▸ **ABOUT THIS TASK**
Look through the listing below, and wherever a line has the string "mods", pull it out.

▸ **RECORDS FOR THE EXERCISE**
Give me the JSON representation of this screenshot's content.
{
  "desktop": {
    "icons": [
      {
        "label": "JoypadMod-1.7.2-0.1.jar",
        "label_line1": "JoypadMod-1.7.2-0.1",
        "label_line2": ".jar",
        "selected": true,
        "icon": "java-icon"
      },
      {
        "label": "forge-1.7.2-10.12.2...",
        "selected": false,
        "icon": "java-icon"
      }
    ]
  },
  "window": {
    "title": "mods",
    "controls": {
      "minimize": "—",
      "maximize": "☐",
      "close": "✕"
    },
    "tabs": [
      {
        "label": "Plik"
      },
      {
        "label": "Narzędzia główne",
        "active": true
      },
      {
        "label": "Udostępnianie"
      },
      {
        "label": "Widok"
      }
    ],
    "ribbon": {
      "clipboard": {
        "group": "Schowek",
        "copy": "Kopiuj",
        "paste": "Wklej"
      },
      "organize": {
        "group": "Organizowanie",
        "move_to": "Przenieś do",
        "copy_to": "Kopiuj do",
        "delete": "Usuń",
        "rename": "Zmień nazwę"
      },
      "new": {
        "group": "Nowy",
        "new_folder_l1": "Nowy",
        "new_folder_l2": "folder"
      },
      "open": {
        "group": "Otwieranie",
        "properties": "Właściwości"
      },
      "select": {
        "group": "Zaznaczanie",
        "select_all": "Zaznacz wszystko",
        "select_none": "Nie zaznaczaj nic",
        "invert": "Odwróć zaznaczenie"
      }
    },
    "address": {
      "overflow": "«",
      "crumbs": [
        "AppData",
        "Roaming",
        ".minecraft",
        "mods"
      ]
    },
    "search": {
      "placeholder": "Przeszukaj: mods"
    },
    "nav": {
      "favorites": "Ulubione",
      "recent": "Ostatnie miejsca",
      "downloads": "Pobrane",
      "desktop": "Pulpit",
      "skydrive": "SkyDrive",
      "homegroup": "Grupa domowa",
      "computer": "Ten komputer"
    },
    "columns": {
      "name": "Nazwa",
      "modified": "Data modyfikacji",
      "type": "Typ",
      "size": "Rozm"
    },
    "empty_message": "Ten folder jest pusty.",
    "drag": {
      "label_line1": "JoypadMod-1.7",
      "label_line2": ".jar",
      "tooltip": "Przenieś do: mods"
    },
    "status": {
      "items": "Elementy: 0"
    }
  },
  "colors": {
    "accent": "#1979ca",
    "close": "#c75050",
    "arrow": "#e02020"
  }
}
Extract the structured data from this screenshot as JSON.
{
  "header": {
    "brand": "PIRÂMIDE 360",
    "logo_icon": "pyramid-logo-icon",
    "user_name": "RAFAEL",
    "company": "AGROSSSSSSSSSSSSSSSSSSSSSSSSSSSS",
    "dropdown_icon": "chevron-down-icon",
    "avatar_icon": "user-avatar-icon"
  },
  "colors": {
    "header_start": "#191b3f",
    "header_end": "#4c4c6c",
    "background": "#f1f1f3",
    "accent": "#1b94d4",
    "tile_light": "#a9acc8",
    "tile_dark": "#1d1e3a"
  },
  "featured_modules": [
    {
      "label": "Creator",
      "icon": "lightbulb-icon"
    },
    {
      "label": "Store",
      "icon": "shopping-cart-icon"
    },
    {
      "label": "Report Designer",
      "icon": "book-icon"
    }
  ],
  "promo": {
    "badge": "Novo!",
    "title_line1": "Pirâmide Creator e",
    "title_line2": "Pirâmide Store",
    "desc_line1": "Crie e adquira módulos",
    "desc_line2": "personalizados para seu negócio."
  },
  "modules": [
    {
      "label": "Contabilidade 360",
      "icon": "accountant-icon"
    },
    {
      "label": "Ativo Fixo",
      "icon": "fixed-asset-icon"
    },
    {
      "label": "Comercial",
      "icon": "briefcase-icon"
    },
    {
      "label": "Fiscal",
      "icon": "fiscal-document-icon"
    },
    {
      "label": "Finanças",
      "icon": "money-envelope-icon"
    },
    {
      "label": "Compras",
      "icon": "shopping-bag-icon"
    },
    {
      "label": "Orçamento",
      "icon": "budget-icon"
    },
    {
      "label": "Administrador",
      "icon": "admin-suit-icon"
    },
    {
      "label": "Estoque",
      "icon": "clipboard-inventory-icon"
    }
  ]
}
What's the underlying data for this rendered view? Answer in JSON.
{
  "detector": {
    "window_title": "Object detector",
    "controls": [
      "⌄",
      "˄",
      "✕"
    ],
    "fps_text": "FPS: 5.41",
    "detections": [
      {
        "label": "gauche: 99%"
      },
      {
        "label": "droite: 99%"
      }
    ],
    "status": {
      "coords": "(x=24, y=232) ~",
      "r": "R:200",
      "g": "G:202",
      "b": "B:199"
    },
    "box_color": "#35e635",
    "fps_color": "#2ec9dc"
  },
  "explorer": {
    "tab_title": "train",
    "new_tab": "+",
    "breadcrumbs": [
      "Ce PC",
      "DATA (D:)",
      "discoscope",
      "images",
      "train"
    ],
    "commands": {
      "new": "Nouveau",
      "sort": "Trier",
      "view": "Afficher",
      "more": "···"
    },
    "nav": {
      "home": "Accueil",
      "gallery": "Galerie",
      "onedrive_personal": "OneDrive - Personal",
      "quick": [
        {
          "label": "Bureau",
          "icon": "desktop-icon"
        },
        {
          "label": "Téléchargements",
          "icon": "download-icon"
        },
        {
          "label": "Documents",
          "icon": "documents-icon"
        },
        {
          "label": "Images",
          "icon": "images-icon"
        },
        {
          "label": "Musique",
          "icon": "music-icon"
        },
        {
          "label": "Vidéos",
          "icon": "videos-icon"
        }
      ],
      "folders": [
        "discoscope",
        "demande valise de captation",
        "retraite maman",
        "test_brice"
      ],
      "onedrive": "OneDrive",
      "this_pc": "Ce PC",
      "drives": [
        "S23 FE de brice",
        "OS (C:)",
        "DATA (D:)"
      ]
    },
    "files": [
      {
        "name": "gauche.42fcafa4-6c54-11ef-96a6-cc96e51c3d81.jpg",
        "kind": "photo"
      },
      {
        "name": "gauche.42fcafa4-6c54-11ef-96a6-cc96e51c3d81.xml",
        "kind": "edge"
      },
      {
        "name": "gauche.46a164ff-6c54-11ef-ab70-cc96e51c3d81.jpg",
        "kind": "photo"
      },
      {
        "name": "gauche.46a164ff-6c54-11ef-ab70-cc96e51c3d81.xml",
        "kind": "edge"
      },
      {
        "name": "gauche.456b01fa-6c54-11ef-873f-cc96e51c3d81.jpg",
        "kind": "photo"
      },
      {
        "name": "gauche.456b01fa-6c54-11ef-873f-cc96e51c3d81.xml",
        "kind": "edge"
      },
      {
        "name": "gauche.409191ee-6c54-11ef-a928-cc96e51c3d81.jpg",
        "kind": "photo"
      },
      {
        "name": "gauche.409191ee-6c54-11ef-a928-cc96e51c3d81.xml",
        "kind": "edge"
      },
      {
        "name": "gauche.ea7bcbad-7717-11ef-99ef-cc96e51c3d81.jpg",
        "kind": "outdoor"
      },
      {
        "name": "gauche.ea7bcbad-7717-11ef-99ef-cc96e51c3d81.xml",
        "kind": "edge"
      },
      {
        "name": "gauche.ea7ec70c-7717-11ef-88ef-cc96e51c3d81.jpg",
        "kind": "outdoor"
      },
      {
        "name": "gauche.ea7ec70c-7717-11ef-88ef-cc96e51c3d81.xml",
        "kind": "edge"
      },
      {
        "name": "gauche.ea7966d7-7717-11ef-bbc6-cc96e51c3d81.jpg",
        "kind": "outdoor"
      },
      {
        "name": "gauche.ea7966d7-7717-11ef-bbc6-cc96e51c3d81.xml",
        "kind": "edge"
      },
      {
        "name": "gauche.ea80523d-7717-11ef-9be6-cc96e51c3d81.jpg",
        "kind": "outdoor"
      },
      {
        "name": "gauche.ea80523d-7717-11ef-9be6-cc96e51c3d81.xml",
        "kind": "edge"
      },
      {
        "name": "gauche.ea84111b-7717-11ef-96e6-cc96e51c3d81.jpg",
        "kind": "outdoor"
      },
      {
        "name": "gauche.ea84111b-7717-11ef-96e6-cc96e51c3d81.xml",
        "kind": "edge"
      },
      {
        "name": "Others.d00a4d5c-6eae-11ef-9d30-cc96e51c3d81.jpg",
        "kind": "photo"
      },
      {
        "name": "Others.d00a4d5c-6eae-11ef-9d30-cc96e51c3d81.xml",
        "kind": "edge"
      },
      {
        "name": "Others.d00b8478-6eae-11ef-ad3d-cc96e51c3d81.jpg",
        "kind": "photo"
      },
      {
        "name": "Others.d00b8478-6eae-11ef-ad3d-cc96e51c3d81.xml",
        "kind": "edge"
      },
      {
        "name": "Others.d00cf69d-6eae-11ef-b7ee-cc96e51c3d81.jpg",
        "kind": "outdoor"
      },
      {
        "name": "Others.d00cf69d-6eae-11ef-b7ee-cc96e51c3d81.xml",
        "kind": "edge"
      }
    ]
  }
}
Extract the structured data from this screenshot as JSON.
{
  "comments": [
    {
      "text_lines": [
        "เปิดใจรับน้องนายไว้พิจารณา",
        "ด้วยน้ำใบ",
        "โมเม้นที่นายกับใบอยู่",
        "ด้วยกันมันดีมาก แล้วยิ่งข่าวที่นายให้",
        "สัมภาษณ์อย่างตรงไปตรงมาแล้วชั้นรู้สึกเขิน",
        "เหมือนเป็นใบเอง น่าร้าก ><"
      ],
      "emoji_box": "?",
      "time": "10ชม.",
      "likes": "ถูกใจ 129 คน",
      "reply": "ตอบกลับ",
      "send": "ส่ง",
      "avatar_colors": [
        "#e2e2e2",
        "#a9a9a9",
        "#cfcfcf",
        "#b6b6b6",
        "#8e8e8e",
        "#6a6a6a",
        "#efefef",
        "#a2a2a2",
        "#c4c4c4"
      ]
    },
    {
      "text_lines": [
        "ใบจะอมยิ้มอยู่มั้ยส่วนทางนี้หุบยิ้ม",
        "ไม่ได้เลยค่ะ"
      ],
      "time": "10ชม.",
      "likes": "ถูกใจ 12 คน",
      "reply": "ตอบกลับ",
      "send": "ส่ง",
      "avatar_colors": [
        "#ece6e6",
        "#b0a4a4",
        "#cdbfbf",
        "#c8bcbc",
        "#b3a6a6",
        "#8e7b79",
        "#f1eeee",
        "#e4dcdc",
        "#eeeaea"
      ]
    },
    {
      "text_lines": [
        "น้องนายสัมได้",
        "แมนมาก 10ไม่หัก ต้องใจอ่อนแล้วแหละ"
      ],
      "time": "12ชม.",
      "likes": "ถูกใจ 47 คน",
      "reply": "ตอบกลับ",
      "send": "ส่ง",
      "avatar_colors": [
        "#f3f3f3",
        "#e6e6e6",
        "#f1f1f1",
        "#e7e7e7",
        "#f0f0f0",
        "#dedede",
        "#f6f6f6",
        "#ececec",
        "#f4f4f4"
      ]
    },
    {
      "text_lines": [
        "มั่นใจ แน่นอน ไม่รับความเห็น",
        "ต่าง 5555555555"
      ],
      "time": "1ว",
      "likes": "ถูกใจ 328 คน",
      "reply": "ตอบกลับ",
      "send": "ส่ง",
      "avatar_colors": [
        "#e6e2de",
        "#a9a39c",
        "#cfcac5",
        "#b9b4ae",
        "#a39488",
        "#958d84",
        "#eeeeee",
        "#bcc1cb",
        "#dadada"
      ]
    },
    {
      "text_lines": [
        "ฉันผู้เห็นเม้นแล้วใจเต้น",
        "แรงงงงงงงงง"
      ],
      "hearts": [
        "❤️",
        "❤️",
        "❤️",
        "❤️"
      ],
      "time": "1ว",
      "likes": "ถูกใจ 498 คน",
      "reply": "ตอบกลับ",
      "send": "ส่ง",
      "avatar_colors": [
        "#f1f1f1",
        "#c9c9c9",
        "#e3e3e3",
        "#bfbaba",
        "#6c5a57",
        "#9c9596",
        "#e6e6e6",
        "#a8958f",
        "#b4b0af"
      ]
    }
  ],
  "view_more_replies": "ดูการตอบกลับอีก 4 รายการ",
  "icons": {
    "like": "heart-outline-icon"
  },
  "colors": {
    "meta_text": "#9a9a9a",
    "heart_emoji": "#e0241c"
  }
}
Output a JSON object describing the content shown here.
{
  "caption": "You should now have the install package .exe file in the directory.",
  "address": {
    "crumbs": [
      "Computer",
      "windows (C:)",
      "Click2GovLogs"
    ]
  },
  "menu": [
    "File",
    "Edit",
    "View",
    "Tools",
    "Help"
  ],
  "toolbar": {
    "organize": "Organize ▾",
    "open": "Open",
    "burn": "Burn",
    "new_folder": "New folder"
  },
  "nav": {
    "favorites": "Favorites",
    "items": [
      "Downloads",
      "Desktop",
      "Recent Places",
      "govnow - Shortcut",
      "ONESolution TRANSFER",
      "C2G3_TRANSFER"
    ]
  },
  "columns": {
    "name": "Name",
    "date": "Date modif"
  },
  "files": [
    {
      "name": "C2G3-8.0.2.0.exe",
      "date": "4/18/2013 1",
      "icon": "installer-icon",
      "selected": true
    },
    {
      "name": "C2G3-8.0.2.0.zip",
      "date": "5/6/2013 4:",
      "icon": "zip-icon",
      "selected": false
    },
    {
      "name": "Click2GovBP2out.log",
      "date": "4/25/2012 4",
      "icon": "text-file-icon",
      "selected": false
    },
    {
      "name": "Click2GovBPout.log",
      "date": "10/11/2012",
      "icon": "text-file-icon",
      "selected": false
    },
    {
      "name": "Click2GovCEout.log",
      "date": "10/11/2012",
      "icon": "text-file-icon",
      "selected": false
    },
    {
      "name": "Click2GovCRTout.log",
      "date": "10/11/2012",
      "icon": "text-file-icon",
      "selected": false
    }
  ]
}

▸ **EXERCISE OUTPUT**
    "title": "mods",
        "mods"
      "placeholder": "Przeszukaj: mods"
      "tooltip": "Przenieś do: mods"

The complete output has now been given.